“The whole thing is doomed,” Christensen said yesterday in an interview at the bank’s Dubai office. “Right now we’re in one of those fake solutions where people think that the problem is contained or being addressed, which it isn’t at all.”
“I’d be a bigger seller of the euro at anything near 1.4,” according to Christensen, who said he isn’t making any speculative bets against the currency.
“Another possible fallout is getting rid of some of the countries that are being ruined by being in the euro, notably the southern European economies,” Christensen said. “People have been dramatically underestimating the problems the French are going to get from this. Once the French get into a full- scale crisis, it’s over. Even the Germans cannot pay for that one and probably will not.”
Public-sector debt is at record levels, having more than doubled from 40 percent of gross domestic product in 2008. The European Commission, which is due to update its forecasts this week, sees it rising to 97.1 percent of GDP next year.

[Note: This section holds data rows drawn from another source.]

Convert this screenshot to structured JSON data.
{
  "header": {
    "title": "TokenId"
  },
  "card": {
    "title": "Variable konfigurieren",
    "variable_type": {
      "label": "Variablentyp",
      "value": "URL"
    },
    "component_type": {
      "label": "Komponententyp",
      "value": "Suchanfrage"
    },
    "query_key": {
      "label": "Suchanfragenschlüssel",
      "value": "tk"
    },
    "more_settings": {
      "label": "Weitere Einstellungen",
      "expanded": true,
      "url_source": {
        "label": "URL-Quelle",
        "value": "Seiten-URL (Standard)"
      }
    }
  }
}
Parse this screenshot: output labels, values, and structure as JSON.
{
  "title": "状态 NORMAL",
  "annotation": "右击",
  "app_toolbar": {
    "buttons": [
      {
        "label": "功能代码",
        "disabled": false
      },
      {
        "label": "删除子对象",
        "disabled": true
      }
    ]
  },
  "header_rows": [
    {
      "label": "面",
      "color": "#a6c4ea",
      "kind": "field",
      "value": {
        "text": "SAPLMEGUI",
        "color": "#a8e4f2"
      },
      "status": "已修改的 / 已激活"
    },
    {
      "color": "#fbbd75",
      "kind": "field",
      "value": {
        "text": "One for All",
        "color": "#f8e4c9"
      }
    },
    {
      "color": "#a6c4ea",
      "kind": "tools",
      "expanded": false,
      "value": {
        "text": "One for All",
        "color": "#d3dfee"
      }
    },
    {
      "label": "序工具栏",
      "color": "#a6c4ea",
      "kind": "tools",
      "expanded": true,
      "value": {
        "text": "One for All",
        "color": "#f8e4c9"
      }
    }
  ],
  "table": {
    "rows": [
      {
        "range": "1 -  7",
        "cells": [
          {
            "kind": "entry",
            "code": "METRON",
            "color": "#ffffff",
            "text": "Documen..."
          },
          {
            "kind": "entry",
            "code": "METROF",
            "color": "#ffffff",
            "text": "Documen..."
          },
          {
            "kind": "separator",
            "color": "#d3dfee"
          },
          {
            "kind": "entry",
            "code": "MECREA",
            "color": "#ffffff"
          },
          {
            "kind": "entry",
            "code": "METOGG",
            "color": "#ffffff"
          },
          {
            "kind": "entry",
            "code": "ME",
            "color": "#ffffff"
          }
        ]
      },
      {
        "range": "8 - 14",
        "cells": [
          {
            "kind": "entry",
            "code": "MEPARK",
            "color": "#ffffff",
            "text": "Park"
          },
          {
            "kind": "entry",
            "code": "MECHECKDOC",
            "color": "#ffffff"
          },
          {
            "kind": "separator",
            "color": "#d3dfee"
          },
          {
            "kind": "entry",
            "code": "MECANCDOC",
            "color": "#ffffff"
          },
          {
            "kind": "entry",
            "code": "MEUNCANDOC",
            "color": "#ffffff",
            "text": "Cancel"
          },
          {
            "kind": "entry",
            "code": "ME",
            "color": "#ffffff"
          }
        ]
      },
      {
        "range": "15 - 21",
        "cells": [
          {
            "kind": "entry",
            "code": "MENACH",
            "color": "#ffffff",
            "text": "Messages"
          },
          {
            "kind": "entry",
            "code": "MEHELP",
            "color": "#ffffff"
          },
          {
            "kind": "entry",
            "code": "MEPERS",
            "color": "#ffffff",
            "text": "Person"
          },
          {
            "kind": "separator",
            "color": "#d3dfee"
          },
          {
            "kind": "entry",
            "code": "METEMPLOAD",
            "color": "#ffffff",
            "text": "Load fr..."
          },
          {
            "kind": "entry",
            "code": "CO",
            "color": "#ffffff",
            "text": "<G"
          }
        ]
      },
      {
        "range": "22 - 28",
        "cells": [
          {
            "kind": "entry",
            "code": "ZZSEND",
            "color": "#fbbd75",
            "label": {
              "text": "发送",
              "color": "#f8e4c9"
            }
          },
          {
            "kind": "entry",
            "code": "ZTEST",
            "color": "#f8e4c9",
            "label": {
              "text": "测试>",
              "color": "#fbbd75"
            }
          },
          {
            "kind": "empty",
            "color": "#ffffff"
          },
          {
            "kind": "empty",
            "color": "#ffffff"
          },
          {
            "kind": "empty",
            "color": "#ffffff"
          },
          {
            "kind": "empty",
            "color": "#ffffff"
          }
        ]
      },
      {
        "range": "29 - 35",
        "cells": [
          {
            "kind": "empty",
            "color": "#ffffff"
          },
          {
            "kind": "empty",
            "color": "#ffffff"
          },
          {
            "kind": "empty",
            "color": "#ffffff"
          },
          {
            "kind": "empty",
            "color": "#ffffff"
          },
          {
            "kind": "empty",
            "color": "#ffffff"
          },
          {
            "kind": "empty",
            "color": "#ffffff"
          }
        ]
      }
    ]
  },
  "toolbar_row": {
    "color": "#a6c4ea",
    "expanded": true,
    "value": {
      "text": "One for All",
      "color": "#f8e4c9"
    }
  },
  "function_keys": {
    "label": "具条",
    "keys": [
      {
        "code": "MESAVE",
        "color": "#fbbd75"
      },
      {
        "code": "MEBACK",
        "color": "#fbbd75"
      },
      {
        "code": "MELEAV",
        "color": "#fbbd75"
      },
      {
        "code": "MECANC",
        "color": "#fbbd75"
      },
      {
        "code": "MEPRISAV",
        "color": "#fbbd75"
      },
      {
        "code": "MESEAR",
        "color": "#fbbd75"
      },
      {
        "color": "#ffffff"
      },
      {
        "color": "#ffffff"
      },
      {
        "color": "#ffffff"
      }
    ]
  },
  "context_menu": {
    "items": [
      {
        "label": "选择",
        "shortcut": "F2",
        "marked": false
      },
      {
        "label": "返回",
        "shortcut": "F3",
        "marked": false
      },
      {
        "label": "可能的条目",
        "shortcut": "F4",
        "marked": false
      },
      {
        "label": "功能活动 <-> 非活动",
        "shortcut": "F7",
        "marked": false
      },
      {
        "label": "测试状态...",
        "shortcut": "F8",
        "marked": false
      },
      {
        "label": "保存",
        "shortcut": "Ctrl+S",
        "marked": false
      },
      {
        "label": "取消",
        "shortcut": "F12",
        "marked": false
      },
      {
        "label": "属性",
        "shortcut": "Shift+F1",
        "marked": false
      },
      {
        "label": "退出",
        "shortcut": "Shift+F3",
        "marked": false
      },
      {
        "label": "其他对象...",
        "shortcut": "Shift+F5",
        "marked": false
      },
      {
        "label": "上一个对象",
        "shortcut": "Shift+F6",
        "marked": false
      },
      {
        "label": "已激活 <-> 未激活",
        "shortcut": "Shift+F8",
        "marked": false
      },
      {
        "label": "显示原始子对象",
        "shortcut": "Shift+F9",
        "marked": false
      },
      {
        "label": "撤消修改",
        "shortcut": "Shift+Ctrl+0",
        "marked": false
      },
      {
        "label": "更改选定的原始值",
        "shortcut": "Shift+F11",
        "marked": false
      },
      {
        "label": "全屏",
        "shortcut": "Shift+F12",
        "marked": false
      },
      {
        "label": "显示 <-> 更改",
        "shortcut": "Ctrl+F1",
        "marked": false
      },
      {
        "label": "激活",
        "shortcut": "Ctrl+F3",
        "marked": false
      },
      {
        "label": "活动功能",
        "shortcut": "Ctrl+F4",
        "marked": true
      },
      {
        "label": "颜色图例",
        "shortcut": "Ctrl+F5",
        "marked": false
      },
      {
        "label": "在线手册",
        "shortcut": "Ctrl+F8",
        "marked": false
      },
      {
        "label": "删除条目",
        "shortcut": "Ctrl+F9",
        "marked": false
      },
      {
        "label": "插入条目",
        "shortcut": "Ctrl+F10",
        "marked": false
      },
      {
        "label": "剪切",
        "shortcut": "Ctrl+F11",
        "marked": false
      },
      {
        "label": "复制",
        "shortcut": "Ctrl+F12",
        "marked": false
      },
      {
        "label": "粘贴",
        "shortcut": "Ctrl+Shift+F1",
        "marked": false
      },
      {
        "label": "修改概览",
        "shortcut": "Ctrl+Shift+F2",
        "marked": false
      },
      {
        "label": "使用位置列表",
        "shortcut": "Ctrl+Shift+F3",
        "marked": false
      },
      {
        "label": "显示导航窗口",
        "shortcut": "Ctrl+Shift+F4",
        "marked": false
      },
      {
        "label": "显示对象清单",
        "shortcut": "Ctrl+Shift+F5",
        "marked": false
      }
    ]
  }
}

“It’s the political world that has been extremely supportive of the euro, not for economic reasons but for political reasons,” said Christensen, a long-time critic of the single currency who now lives in Switzerland.
Please bookmark us